Do you ever get requests from diners for you to pair cocktails with the tasting menu?
B: Yes, from time to time.
G: There's one pairing that's really great right now: it's the Mezcal (floc de gasgone, celery, lemon, cucumber) and the beef tartar.
B: A guest randomly ordered it one night and was going on and on about how good it was together so then we all had to try it. It just works.
G: The celery in the drink goes really well with the tartar's horseradish snow.
Does Chef ever have some kind of leftover ingredient that he'll ask you to use up behind the bar, in a drink somehow?
G: Sometimes. One night he came over with watermelon cucumbers, but usually I just go into the pantry and steal stuff that looks good.
How else does Chef influence you in creating new drinks?
B: Chef's favorite drink is the Penicillin. Since I've worked here, he's always asking for something like that, some new take on it. So I came up with the Japanese single malt (ginger, yuzu, honey, peat). It's now the second best seller on the menu.
What's the most popular drink on the menu now?
B: Right now it's the Tequila (jalapeño, passion fruit, lime, mescal).
What are you working on right now?
G: I get inspired when I cook at home. So I was making browned butter banana bread the other day, and came up with this Browned Butter Banana Rum that's going on the menu next week. I make the rum base by taking the solids from a batch of browned butter, mixing them with fresh banana and then blending it with dark rum. I age it for a couple of days before making the drink.
B: I've got this new take on an Old Fashioned that I'm working on, with sortiledge instead of syrup. It's a Canadian spirit that I couldn't find, so I made some myself, it's basically a cold infusion of maple syrup and high proof whiskey.
Do you ever get any strange or annoying requests?
B: I dislike it when people don't know bar etiquette. There's a difference between a kitchen and a bar at a restaurant. Rarely to people just tell their server they want something that they don't see on the menu. But anyone can order anything at a bar. But that doesn't mean they always should. Recently, someone asked us for a cocktail without sugar.
G: Why would anyone even want that? That's like asking for steak without salt. People also ask for non-alcoholic cocktails, and that's usually fine, but sometimes they are very particular about it.
B: ...But it's not like when someone makes a reservation and says that they're vegetarian. Then Chef has time to prepare for that. But we will often get the order and then have to figure out how to make this or that drink without sugar or without alcohol.
What do you think is the future for cocktails in LA?

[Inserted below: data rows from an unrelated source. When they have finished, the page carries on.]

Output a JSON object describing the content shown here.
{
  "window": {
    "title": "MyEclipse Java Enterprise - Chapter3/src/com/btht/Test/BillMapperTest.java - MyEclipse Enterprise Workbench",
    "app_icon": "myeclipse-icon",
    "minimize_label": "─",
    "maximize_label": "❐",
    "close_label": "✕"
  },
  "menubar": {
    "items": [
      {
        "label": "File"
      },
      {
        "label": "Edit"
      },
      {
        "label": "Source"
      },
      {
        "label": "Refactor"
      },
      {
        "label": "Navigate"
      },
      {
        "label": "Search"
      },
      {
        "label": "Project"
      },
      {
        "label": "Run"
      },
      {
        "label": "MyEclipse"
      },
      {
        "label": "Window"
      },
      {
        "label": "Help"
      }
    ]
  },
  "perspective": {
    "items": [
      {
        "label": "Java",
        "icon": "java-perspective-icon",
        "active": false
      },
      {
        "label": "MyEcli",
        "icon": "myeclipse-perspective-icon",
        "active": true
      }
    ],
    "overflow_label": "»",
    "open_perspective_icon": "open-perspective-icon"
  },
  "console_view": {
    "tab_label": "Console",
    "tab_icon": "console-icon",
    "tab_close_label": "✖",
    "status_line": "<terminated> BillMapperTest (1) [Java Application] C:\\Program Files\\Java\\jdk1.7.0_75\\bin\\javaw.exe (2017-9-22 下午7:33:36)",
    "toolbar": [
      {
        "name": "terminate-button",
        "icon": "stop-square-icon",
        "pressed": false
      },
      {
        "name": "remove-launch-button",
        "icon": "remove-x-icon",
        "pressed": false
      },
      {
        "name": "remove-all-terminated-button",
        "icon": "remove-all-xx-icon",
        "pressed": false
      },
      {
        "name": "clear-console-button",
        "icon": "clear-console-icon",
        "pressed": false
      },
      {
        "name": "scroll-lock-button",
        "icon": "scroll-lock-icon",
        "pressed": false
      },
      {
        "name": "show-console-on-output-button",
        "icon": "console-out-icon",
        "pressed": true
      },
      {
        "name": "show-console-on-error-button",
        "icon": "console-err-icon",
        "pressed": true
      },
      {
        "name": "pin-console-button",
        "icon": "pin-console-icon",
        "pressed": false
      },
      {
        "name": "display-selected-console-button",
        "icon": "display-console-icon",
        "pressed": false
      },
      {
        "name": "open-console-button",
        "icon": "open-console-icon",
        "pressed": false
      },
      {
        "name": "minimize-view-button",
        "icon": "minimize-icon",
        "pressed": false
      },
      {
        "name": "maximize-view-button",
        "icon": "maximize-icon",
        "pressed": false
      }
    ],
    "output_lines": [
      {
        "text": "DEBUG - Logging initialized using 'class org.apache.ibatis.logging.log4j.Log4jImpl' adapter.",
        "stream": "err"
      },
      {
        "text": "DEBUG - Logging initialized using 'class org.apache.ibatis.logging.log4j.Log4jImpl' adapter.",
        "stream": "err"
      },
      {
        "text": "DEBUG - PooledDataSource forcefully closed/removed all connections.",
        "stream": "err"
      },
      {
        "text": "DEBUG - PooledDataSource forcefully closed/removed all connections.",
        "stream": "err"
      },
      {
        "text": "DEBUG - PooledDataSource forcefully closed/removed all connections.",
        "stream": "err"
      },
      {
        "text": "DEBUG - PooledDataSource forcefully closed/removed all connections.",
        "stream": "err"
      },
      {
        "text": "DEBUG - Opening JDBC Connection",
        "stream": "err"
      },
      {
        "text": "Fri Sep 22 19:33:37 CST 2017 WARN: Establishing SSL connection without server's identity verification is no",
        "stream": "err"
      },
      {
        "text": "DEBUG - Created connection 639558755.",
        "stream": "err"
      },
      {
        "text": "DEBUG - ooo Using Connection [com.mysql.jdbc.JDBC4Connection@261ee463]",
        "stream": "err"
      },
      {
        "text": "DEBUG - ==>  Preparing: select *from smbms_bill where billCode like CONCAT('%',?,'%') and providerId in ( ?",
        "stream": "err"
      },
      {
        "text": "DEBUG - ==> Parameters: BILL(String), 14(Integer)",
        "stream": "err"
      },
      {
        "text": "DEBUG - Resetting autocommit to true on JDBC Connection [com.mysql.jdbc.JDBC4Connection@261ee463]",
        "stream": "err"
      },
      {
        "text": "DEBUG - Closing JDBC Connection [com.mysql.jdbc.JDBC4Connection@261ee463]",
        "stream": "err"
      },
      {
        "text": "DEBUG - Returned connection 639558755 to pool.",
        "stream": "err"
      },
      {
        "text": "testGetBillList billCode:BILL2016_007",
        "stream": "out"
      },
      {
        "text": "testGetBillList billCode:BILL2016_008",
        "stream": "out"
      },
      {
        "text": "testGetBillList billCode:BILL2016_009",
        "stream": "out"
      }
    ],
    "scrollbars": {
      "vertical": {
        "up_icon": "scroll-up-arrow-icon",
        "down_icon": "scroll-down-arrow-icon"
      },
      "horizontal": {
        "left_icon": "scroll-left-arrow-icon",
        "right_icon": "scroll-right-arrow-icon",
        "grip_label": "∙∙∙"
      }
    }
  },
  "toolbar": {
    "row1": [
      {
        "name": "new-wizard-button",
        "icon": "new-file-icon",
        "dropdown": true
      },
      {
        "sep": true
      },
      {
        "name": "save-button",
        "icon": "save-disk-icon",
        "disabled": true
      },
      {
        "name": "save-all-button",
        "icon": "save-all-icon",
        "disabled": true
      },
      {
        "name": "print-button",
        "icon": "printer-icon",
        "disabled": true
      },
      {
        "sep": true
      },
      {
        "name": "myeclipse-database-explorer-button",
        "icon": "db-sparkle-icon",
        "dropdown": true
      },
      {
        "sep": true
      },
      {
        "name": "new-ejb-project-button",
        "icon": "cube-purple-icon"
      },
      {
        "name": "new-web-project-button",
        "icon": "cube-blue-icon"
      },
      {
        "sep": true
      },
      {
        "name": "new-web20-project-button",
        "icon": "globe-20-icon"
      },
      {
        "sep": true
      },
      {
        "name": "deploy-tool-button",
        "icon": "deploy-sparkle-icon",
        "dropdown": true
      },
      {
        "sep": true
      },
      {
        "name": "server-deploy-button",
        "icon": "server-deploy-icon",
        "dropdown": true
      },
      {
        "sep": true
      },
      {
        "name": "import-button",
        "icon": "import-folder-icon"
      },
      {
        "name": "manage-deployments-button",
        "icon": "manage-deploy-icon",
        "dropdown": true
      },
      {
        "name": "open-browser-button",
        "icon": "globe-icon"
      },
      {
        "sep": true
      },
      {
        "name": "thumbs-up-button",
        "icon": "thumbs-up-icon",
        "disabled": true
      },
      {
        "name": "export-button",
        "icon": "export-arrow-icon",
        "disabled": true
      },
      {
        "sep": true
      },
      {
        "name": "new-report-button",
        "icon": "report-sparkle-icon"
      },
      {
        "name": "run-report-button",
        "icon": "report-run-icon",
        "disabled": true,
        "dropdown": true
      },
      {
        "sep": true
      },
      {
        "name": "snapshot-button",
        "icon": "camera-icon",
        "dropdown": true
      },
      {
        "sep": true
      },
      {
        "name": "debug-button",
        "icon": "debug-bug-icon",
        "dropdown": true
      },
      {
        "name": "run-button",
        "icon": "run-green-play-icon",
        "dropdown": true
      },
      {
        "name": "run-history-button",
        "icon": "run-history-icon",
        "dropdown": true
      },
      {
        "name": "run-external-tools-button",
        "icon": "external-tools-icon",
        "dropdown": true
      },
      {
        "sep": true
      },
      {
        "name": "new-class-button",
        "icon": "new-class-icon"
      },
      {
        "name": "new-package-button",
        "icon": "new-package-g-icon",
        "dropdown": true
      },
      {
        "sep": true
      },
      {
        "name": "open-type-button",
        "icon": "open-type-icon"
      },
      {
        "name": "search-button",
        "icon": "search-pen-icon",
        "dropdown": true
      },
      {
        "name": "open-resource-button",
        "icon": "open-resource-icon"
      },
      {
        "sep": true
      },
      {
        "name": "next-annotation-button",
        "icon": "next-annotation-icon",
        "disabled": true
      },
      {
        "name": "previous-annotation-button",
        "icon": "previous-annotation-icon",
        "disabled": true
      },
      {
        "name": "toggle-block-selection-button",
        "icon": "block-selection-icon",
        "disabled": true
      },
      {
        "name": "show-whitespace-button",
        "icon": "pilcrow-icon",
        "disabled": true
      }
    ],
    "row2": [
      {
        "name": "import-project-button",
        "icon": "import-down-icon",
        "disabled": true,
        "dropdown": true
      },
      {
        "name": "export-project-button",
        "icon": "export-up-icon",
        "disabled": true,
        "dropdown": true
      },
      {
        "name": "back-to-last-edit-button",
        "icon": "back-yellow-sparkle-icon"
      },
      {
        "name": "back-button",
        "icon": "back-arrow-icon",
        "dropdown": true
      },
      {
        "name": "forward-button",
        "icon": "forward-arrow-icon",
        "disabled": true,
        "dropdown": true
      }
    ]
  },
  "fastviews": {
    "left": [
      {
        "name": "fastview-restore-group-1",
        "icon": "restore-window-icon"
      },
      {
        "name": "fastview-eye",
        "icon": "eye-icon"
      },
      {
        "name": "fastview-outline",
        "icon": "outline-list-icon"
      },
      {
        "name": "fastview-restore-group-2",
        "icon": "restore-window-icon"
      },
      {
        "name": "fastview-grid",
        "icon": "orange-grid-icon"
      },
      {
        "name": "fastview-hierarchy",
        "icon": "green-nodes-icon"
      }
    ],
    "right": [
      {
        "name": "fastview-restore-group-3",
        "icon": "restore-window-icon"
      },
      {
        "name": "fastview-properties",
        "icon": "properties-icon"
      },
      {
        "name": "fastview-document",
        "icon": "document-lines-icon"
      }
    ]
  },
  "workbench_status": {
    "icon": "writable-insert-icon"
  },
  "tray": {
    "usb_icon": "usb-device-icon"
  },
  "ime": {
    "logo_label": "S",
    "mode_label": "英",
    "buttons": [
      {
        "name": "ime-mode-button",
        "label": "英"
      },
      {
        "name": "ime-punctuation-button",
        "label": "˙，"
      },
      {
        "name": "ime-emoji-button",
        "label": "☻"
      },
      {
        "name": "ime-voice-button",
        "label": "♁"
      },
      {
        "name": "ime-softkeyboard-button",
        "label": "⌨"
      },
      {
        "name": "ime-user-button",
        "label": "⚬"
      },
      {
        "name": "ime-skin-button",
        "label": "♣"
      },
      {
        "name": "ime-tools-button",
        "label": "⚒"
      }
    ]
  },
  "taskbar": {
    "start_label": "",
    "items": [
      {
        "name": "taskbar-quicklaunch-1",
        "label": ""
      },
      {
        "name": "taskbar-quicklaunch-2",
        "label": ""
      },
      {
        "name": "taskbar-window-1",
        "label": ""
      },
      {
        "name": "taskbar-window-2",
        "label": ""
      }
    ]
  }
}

G: I think cocktails need to be more accessible. I've seen cocktails with lower alcohol points on menus, some at Son of a Gun, and I think that's good. That gives people more opportunity to try different things. I'd like to see us play around more with presentation...
B: Well, it's not going to get any worse. The people behind the bars here are passionate and are a real support group for each other, and that's going to help us all get better at what we do.
·All ink. Coverage [~ELA~]